WORK REQUIRED
Where the word "Tipo" occurs in a line of the data, return the whole line.

Data records for software interfaces
Segment Open

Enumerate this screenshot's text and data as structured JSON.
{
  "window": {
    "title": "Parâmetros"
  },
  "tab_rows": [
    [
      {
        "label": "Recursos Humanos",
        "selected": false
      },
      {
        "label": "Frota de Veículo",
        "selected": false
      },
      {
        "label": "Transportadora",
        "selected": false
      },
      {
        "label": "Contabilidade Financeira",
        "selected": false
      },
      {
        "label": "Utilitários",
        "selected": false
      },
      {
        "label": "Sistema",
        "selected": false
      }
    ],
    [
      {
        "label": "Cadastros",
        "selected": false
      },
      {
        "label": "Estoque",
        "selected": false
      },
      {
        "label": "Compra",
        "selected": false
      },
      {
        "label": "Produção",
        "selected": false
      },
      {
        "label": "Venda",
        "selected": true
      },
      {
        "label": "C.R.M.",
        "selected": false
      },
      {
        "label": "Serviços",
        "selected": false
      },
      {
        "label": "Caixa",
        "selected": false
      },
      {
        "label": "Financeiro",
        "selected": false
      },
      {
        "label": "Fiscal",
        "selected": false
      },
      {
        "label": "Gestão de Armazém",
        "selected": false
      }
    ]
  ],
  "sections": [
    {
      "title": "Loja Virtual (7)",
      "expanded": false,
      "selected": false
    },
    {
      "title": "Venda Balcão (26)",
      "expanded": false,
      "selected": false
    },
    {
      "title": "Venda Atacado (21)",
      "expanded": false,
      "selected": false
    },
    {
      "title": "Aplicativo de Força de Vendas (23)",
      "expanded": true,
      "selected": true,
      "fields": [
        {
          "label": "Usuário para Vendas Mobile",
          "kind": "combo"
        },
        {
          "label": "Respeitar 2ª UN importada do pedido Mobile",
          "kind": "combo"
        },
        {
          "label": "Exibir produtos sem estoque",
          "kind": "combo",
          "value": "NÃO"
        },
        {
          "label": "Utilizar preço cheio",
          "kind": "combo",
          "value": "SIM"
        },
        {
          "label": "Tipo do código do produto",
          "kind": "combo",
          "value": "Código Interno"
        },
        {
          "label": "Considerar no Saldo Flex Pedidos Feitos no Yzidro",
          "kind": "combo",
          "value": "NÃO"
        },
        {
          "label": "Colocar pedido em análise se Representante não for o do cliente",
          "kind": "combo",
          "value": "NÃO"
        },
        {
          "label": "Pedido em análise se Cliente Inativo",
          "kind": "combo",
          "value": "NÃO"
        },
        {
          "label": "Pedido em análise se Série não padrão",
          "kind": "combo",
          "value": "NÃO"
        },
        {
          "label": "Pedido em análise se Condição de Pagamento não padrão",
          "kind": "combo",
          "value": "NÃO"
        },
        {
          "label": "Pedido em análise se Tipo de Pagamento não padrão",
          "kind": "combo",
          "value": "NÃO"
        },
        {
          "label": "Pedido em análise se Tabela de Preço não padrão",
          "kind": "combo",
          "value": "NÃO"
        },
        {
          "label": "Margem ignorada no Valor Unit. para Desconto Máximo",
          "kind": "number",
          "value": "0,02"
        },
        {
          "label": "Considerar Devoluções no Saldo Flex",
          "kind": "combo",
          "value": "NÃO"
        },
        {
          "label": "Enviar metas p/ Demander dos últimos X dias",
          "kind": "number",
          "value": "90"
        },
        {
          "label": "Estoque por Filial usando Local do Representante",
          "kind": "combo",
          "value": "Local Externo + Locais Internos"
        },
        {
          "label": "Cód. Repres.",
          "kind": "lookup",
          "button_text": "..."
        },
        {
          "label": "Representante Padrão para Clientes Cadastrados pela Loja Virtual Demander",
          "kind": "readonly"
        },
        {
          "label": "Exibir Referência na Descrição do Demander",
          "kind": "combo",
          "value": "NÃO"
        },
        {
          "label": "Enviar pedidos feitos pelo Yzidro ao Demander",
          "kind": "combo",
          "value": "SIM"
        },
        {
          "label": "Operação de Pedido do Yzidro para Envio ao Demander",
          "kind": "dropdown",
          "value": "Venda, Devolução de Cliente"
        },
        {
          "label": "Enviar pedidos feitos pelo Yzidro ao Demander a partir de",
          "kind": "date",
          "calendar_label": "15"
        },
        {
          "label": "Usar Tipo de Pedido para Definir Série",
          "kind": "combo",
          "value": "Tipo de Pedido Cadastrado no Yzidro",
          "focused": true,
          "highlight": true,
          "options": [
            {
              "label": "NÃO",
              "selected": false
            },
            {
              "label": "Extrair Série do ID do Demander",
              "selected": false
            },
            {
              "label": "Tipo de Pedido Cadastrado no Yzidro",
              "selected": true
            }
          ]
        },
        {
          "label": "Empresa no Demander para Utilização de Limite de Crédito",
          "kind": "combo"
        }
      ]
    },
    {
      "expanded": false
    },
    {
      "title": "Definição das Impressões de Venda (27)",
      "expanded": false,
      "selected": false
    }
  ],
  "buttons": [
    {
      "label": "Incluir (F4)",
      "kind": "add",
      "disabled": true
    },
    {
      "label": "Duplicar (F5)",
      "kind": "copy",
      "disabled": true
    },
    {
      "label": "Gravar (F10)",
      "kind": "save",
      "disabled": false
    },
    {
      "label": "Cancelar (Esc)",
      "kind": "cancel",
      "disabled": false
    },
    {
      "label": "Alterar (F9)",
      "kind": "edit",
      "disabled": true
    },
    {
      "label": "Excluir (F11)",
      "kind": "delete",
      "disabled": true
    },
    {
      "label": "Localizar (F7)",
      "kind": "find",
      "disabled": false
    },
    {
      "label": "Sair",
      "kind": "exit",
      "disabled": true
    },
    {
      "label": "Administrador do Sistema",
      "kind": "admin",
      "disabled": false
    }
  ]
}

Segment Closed

YOUR SOLUTION
          "label": "Tipo do código do produto",
          "label": "Pedido em análise se Tipo de Pagamento não padrão",
          "label": "Usar Tipo de Pedido para Definir Série",
          "value": "Tipo de Pedido Cadastrado no Yzidro",
              "label": "Tipo de Pedido Cadastrado no Yzidro",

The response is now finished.